AB - Agricultural work is hazardous and is common among rural youth, especially those living on farms or ranches. Previous work has shown differences in farm work and injury patterns between boys and girls, but little data exist addressing ethnic differences. This study examined ethnic and gender differences in farm tasks, safety attitudes, and use of protective measures among rural California youth working on farms or ranches. The University of California, Davis Youth Agricultural Injury Study is a longitudinal study focusing on agricultural work experience among youth enrolled in an agricultural sciences curriculum in 10 public high schools in California's Central Valley during the 2001-2005 school years. Using cross-sectional data from the initial entrance survey, we studied 946 participants who reported farm work in the previous year. Median annual hours of farm work varied significantly between boys and girls (p < 0.001) and between ethnic groups (p < 0.05) (Hispanic boys: 624 hr; Hispanic girls: 189 hr; White/Other boys: 832 hr; White/Other girls: 468 hr). Girls and Hispanic students were less likely than boys and White/Other students, respectively, to perform hazardous tasks involving tractors, machinery, and chemicals. Median age for initiating work on selected hazardous tasks was up to 3 years later for Hispanic students. Use of task-appropriate safety measures was low in all groups for most hazardous tasks. Boys were more likely than girls to use task-appropriate safety measures, with the exception of seatbelt use when in a car or truck. Hispanic students were more likely than White/Other students to employ safety measures. Girls and Hispanic youth worked fewer farm hours and had reduced exposure to selected hazardous tasks. Use of task-appropriate safety measures was low for all groups but increased for Hispanic students. Further study should explore reasons for low use of safety measures and develop educational efforts to bring about social norm changes promoting their use.

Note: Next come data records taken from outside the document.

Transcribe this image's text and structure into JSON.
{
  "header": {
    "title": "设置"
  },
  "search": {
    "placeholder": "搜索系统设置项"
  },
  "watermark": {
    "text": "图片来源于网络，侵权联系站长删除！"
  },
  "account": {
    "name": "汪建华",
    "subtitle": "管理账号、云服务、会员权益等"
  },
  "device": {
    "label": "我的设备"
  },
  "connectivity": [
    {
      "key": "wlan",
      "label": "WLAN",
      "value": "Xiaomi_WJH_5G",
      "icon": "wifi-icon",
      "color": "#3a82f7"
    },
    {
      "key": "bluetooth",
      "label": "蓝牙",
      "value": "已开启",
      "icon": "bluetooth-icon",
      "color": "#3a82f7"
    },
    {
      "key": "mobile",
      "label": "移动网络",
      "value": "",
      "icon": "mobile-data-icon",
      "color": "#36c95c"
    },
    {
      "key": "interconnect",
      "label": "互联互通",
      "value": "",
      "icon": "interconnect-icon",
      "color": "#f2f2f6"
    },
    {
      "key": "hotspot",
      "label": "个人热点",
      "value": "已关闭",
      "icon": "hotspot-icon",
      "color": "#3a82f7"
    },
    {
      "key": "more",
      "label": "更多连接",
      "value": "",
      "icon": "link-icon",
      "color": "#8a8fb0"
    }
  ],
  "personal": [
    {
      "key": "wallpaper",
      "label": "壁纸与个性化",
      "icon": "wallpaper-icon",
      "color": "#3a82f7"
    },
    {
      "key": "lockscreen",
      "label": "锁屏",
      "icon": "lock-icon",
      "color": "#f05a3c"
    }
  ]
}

KW - agriculture

KW - farm

KW - injury

KW - personal protective measures

KW - risk behavior

KW - youth

UR - http://www.scopus.com/inward/record.url?scp=84862200098&partnerID=8YFLogxK

UR - http://www.scopus.com/inward/citedby.url?scp=84862200098&partnerID=8YFLogxK

U2 - 10.1080/15459624.2012.679584

DO - 10.1080/15459624.2012.679584

M3 - Article

VL - 9

SP - 362

EP - 370

JO - Journal of Occupational and Environmental Hygiene

JF - Journal of Occupational and Environmental Hygiene

SN - 1545-9624

IS - 6

ER -